Some blog posts read like that too.
You have great content and ideas to share, but if it isn’t scannable and easily digested, readers won’t stay on your post long enough to read it let alone leave a comment.
Here’s five ways to make your blog posts a joy to read.
1. Use bulleted or numbered lists within the text. This breaks up the flow of the text and adds a bit of white space to the page which makes it look easier to visually consume. Try using this technique when writing:
- lists of tips, ideas or items
- steps to perform a task
- definitions of several topics
2. Use pull quotes or text boxes to add visual appeal to a blog post. Simply repeat something interesting or informative in the text and highlight it by making it stand out in larger text with a bold font. I like to use Tweetable pull quotes to integrate social media into the post and add visual style.
3. Add visuals such as photos, charts, infographics, clip art, teasers for other posts or logos to make the post enticing. Choose graphics carefully. Social media shares will highlight them. Pick intriguing, clickable visuals to gain more readers.
4. Use bold text. I like to make subheadings, key phrases and sometimes quotes bold. This technique makes these snippets of text easily visible for readers who scan a post before spending time to read every paragraph. Hopefully the bold text is alluring and keeps them on the page.

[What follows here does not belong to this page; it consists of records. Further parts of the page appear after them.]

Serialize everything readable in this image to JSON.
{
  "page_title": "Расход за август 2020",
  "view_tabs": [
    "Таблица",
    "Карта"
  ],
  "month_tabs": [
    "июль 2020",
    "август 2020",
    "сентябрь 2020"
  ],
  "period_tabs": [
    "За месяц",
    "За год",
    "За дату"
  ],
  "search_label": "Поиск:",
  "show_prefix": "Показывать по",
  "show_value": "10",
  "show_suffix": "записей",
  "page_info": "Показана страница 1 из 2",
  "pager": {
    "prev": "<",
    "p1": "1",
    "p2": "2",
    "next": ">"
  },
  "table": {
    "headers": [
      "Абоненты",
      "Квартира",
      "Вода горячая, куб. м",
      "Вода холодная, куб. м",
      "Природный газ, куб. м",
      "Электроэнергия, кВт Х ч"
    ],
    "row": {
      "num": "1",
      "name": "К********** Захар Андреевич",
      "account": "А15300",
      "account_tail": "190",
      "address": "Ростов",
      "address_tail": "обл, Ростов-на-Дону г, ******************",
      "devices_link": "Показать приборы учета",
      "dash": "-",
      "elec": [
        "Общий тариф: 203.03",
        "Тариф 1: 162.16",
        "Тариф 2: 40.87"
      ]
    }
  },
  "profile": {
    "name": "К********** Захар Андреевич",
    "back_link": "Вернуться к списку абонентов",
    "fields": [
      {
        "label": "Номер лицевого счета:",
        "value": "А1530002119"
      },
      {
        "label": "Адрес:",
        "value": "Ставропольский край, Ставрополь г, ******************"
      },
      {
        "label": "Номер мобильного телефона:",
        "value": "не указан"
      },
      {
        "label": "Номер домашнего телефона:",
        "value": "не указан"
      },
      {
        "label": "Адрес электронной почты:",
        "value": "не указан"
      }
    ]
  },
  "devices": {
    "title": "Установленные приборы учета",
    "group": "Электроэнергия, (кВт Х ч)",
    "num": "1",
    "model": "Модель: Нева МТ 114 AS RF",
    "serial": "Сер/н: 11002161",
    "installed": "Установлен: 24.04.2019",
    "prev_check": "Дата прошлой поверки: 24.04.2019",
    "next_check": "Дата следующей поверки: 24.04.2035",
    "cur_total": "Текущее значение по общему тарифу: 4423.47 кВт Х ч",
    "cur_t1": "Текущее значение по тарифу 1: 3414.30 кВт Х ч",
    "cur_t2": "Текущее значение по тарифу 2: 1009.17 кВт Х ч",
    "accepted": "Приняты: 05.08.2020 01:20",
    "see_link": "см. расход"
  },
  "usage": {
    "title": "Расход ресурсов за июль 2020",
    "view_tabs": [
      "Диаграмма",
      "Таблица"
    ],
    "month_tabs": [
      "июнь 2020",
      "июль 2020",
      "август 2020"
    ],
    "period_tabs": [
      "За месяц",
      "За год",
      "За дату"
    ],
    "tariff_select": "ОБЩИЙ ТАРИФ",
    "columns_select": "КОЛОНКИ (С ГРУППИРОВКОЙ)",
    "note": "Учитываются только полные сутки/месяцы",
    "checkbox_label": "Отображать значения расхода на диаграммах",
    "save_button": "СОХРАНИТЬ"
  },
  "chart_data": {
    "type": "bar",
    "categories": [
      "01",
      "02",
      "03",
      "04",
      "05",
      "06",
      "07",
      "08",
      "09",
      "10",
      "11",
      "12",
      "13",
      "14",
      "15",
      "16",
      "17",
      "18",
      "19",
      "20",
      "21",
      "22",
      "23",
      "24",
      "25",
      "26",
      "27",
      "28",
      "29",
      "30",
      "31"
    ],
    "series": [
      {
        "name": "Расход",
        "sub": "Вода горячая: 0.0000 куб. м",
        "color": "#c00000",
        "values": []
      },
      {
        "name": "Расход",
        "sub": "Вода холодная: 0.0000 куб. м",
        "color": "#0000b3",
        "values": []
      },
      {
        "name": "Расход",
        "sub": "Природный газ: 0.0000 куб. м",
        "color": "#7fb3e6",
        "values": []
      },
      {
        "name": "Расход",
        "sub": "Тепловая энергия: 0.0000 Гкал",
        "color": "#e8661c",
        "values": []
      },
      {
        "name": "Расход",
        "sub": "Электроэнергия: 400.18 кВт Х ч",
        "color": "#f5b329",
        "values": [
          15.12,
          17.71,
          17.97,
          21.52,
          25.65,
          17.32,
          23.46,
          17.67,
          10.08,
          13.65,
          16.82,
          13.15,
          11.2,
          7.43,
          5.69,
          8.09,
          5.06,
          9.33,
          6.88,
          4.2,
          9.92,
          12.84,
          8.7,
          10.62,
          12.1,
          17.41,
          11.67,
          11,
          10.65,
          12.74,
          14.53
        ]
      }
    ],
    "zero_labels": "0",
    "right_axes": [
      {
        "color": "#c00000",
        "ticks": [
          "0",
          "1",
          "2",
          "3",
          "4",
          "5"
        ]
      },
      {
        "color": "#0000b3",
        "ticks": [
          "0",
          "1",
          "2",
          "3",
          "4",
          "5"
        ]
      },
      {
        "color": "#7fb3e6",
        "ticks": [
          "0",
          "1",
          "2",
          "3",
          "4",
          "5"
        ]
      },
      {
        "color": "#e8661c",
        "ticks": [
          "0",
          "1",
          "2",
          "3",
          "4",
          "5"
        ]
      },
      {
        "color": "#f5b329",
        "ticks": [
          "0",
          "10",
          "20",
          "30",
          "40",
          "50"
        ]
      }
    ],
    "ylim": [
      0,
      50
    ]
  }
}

5. Create short paragraphs often. This isn’t essay writing. You don’t have wrap each thought and its supporting elements up with a bow in one paragraph. Sometimes spacing one sentence by itself makes the point of your post even more substantial.
Take a look at your last published piece online. Does it look like a cookie cutter of your last post? Is it a rhythmic formula: opening paragraph, three paragraphs of body and a one line conclusion or call to action?
Add some bullet points. Highlight a snappy sentence in a text box. Use bold subheadings.
Try reformatting the page to see if you get more comments, shares and feedback on your post.
Tell me about your blog post design challenges and triumphs in the comments below. We’re all here to improve our web writing together!